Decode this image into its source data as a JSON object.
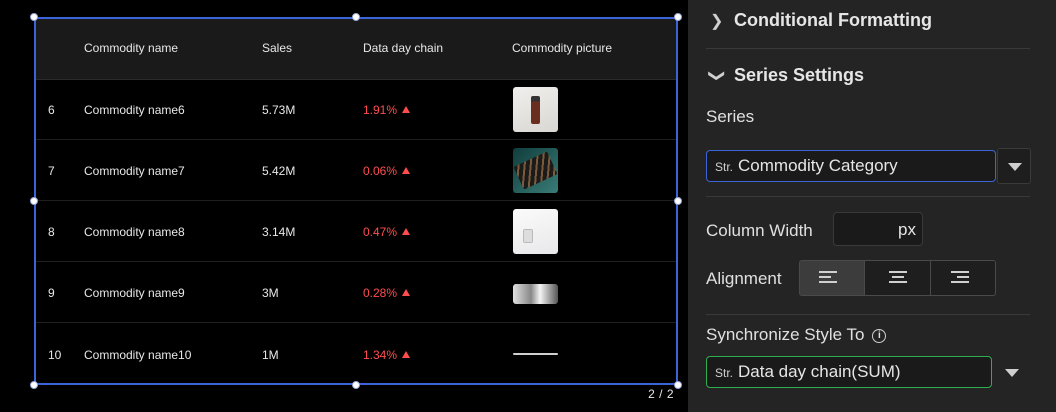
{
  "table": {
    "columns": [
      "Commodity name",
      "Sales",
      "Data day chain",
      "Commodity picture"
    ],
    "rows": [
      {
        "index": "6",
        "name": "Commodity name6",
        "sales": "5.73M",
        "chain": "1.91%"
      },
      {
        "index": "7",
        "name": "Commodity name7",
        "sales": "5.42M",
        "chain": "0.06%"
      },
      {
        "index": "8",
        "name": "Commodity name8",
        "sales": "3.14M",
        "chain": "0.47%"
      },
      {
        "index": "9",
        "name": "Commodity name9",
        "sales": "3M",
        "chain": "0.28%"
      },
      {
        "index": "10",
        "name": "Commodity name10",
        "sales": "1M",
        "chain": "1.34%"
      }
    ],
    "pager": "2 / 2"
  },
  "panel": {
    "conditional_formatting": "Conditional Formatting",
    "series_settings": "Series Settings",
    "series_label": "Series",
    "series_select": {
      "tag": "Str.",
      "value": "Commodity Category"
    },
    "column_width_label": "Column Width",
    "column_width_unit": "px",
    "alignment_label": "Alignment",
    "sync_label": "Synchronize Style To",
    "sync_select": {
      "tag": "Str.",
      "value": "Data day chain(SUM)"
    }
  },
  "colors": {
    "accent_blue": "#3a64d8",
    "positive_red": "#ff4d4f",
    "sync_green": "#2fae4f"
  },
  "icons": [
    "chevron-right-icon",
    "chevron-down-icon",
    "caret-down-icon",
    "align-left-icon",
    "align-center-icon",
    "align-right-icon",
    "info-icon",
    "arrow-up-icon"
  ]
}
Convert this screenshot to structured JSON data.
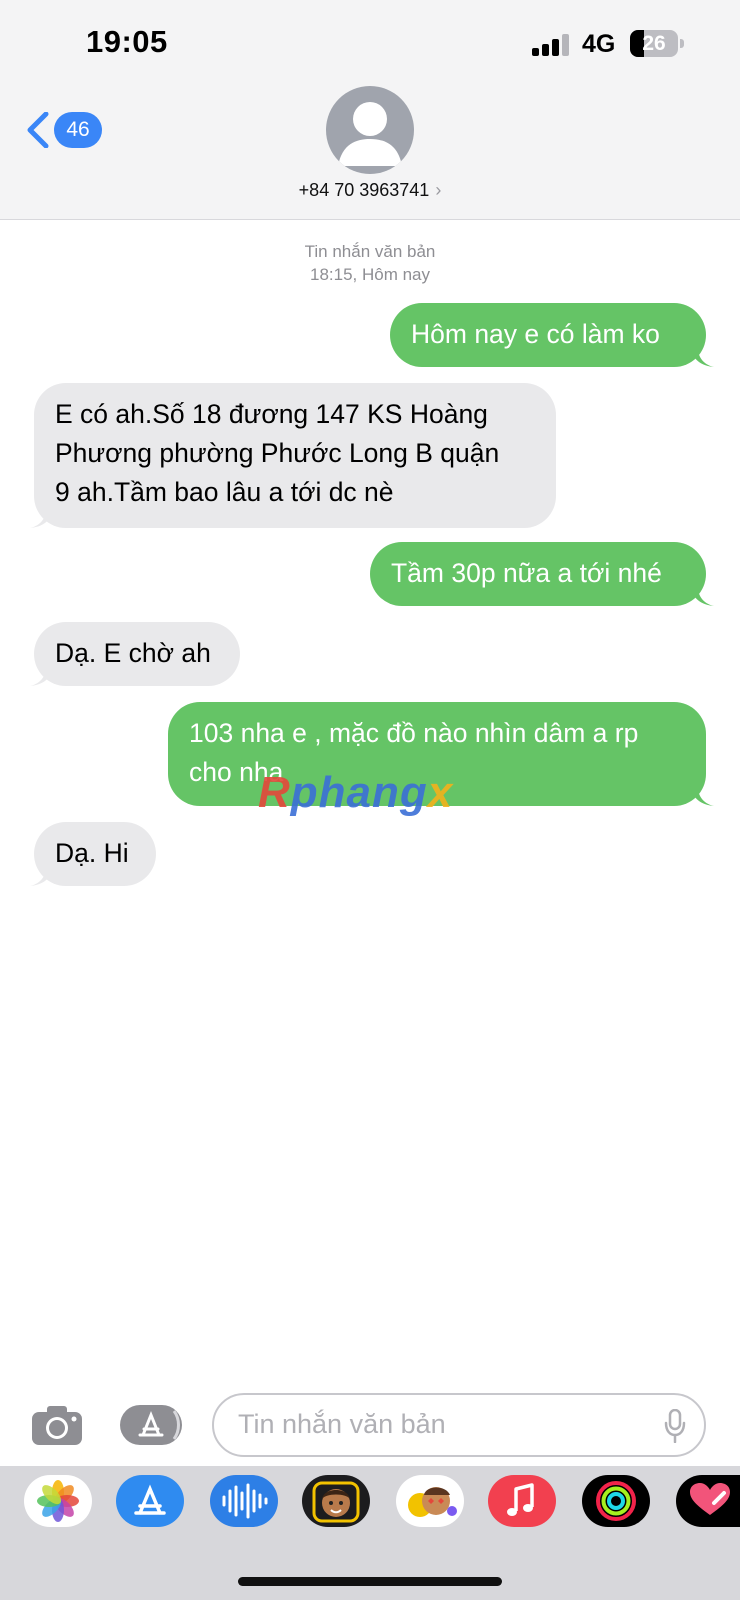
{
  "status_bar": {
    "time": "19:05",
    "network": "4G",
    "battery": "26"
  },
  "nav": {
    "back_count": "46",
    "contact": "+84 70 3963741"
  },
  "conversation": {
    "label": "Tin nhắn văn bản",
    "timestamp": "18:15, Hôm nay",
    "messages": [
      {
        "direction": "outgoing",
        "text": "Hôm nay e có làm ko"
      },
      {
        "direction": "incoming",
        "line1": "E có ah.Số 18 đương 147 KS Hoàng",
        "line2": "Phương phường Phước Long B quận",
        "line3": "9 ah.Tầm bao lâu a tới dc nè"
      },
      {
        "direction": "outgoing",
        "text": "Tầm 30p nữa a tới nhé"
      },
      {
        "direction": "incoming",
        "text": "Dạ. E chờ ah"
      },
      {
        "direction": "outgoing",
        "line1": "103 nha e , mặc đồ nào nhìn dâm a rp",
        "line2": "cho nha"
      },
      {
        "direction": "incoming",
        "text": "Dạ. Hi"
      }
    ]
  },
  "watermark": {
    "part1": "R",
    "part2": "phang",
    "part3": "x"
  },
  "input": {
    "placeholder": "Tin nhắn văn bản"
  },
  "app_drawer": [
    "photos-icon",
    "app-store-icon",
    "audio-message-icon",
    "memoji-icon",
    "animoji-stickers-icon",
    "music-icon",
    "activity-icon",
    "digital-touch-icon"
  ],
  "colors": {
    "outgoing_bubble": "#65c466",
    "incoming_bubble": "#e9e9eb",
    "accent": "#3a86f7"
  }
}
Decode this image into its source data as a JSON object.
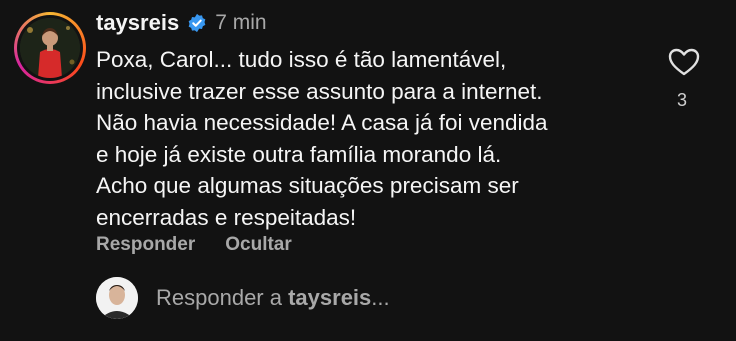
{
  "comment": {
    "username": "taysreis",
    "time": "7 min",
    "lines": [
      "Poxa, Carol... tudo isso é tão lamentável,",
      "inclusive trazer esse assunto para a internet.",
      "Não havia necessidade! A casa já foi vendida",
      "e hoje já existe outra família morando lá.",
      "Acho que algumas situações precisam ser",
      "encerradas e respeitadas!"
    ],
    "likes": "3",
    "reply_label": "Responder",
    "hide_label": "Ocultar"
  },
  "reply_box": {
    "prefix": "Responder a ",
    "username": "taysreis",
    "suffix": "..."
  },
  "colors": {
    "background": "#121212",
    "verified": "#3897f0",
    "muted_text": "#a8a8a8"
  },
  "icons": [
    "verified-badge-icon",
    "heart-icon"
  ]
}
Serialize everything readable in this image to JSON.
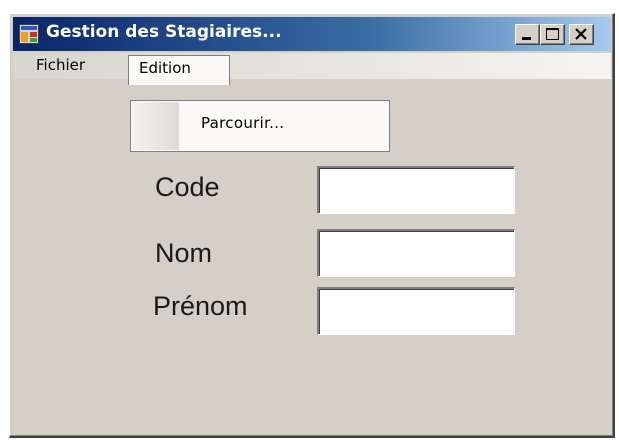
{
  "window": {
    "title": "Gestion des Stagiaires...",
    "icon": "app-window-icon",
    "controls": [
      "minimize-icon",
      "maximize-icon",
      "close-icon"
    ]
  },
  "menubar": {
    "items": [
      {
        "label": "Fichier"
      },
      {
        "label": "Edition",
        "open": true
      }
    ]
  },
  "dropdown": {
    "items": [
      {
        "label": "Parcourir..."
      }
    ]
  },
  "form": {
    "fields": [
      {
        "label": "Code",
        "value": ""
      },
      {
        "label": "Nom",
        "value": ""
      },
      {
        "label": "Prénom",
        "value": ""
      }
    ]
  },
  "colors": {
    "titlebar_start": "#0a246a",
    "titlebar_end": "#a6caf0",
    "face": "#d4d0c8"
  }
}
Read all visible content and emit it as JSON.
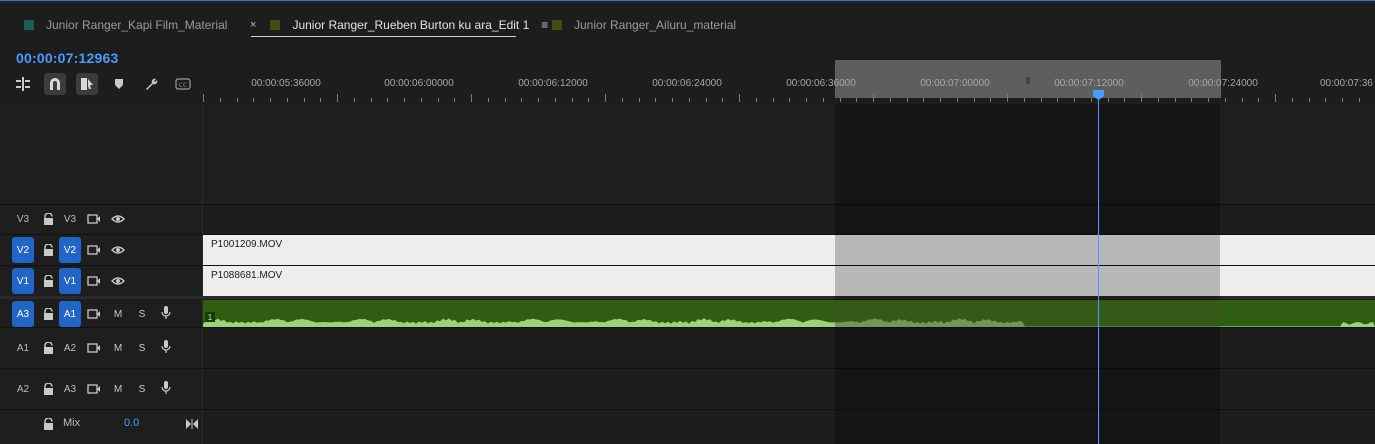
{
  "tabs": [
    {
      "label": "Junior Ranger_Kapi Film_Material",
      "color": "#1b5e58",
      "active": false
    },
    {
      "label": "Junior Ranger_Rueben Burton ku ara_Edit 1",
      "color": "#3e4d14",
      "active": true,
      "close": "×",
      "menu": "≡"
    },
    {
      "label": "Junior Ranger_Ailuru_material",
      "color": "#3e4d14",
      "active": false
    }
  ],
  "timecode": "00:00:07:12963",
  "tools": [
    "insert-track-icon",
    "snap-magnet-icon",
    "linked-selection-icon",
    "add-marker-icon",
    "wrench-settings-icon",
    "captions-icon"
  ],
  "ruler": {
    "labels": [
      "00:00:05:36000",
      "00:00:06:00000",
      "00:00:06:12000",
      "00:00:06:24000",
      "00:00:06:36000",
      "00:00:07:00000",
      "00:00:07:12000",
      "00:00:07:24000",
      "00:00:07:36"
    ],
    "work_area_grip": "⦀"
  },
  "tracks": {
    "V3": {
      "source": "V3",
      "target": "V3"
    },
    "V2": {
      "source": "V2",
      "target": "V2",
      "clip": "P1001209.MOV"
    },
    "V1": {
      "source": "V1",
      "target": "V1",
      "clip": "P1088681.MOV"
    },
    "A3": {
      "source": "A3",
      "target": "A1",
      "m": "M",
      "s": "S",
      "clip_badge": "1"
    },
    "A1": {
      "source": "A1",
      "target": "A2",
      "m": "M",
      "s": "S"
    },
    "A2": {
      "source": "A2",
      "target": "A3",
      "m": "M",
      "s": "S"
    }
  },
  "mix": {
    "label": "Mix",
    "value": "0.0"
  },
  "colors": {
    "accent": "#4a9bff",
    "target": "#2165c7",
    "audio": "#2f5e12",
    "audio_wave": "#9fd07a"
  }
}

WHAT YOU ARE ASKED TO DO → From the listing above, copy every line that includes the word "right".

SOLUTION FOR THIS EXERCISE →
    "chevron-right-icon",
    "align-right-icon",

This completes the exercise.